Seeing into drawing :perception and communication.

Riley, Howard (2015) Seeing into drawing :perception and communication. Art & Perception, 4 (1-2). pp. 57-71. ISSN 2213-4905

Full text not available from this repository.

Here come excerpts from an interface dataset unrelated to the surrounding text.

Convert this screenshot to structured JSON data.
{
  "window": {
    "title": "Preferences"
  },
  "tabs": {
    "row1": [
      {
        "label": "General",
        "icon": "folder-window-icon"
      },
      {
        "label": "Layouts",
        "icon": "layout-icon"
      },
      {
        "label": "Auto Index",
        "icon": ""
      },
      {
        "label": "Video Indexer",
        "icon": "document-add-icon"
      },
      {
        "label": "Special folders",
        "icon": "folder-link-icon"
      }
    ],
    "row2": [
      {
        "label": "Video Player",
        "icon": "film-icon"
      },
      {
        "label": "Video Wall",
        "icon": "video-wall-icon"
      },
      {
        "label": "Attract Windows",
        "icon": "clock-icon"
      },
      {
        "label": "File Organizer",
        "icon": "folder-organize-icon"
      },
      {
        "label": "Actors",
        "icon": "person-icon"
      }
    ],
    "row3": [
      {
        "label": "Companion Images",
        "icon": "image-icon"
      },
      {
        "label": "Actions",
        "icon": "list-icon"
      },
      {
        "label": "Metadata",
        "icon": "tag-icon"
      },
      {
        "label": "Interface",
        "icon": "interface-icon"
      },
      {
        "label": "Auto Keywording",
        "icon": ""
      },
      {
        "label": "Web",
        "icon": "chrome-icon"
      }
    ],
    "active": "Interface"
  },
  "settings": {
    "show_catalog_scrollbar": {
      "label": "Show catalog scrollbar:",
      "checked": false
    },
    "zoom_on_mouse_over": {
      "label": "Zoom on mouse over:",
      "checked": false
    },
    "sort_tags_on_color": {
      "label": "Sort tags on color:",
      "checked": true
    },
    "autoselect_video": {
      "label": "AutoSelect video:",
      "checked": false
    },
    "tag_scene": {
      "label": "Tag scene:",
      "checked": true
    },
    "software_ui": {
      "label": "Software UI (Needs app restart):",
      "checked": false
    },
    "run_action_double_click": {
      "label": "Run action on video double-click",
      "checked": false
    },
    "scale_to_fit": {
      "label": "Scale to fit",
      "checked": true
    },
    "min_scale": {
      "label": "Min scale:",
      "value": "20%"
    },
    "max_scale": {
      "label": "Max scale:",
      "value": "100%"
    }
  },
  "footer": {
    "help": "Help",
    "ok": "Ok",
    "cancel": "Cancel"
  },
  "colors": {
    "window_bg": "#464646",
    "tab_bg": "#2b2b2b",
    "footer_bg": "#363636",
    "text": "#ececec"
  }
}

The central theme of this article proposes that an amalgamation of aspects of visual perception theory and visual communication theory can inform the pedagogy of drawing in an art school context, and can empower the drawing practices of art students. The article explores James J. Gibson’s (1979) insights about how information contained within the structure of the arrays of light arriving at the eyes may be converted into geometric constructions used to represent our three-dimensional world upon a two-dimensional surface. The structure of these ambient arrays can be observed through three ways of seeing — modes of attention — that inform teaching strategies in the art school drawing studio. Roman Jakobson’s (1960) model of communication is introduced and adapted for use within a teaching programme that facilitates students’ understanding of how their compositional choices, informed by the three ways of seeing, and made in the process of drawing, can position viewers in terms of their mood and attitude towards the subject matter represented. These modes of attention are introduced to students as channels of vision through which they may focus upon levels of information pertaining to specific properties of the environment under observation. For example, we may notice some of the features of the constantly-changing arrays of light arriving at the eyes which afford us information about the nature of surfaces in the world — haptic values — softness, hardness, rigidity, plasticity. At another degree of abstraction, features affording information about our spatial position relative to surfaces and edges may be noticed: in general, the mode of attention tuned to information based upon distance-values. Some other features within the arrays of light relate to the interplay of line, shape, tone, texture and colour at the level of pattern and rhythm divorced from three-dimensional form: proximal values. The article is illustrated with student drawings and those of the author.

Item Type: Article
Uncontrolled Keywords: Systemic functional semiotics, Modes of attention, Haptic digital and proximal values
Subjects: N Fine Arts > NC Drawing Design Illustration
Divisions: Institutes and Academies > Wales Institute for Science & Art (WISA) > Academic Discipline: Art & Media
Depositing User: Professor Howard Riley
Date Deposited: 01 Aug 2017 14:30
Last Modified: 05 Apr 2023 09:55

Administrator Actions (login required)

Edit Item - Repository Staff Only Edit Item - Repository Staff Only